Petrochemicals and polymers serve as a good proxy for trends in finished-goods manufacturing because they are used to package or make finished goods. The patterns in PE are therefore similar in autos, washing machine, refrigerators, TVs and smartphones etc.

The White House should be careful what it wishes for

If you need further evidence that Trump is wrong then turn to Myron Brilliance, executive vice-president for international affairs at the US Chamber of Commerce, who said in response to the President’s tweet, “President Trump may be frustrated with China, but the answer isn’t for US companies to ignore a market with 1.4bn customers. Escalating tensions are not good for market stability, investor confidence or American jobs.”

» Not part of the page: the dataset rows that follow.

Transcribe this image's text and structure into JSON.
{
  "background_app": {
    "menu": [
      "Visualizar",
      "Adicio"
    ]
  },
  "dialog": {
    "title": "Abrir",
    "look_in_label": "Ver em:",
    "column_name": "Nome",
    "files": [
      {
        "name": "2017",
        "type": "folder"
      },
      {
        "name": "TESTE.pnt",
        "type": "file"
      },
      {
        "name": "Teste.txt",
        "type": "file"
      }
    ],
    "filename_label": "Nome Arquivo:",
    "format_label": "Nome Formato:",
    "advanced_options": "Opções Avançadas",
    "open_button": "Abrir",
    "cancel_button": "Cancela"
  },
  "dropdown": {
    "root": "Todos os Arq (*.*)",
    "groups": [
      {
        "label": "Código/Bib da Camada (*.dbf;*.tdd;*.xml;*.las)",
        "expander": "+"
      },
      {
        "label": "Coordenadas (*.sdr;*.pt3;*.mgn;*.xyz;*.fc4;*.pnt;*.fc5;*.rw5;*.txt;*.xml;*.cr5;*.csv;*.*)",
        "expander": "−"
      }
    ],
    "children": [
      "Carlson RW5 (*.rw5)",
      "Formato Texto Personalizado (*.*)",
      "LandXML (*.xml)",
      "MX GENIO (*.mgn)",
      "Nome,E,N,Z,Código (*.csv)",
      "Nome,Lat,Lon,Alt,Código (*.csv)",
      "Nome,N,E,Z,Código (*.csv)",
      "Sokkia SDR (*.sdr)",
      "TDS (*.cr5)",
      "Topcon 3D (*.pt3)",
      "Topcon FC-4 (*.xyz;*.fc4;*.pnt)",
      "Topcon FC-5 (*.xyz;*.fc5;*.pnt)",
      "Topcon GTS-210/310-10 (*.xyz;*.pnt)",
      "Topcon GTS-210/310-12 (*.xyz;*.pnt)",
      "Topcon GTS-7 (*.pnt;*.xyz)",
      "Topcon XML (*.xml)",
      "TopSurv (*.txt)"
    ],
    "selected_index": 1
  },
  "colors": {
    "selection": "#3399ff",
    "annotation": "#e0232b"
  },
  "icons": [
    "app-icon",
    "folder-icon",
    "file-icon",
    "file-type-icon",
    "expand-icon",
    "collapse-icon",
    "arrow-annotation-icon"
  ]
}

Now take a look at the same chart again and the brown bar in the middle representing China. The brown bar gets fatter until 2025. By that year, China will account for 33% of global PE demand.

We can see no other country or region taking on the role of China. India isn’t going to break out and become a major manufacturer of finished goods to rival China. Neither will it be as successful in wealth growth and poverty alleviation. The rest of the developing world will remain a small part of the total. Meanwhile, PE demand in the West will continue to only edge up.

Let’s assume that President Trump and his China hawks are granted their wish and China’s role in the world economy is diminished, cementing the US position as the No1 economic and geopolitical superpower. This is assuming that the US and China don’t end up at war.

Take just an average one percentage point off our base case forecast for annual Chinese PE demand growth between 2019 and 2025 and this comes p 12.3m tonnes less consumption than we have predicted.

Then, because of China’s irreplaceable role in driving the global economy, assume that PE demand growth across the rest of the world falls by the same proportion below our base case. Demand across the rest of the world is 1.2m tonnes lower than forecast this year, rising to 2.4m tonnes next year and 5.9m tonnes in 2025.

Total lost demand in the rest of the world in 2019-2025 would be 25.6 tonnes. Add lost China demand to this number and the loss in global PE demand amounts to around 38m tonnes.

Lower-than-expected growth in consumption would occur across all the petrochemicals and polymers and downstream into a wide array of finished goods. The global economy would end up smaller in 2025 than most people assume today.

And in the process, of course, because China is so important to the global economy, we would end up in a global recession. Friday’s events have made a recession more likely over the next few months.

Specifically for the US PE industry, it has already seen its exports to China shrink as a result of the tariffs China has imposed on US HDPE and LLDPE. The tariffs have occurred as the US industry undergoes is biggest-ever capacity expansions. As the trade was is worsening, more restrictions on US PE exports to China, the world’s biggest PE market, seem likely.

Further, if the global economy ends up in recession because of the trade war, US PE producers will find it harder to raise export volumes to other markets as growth shrinks.

The EU and many other countries and regions share the White House’s concerns over China’s handling of intellectual property and state subsidies for manufacturing etc. But this is not the way to handle the issues. The aggressive trade war risks making the world a lot poorer.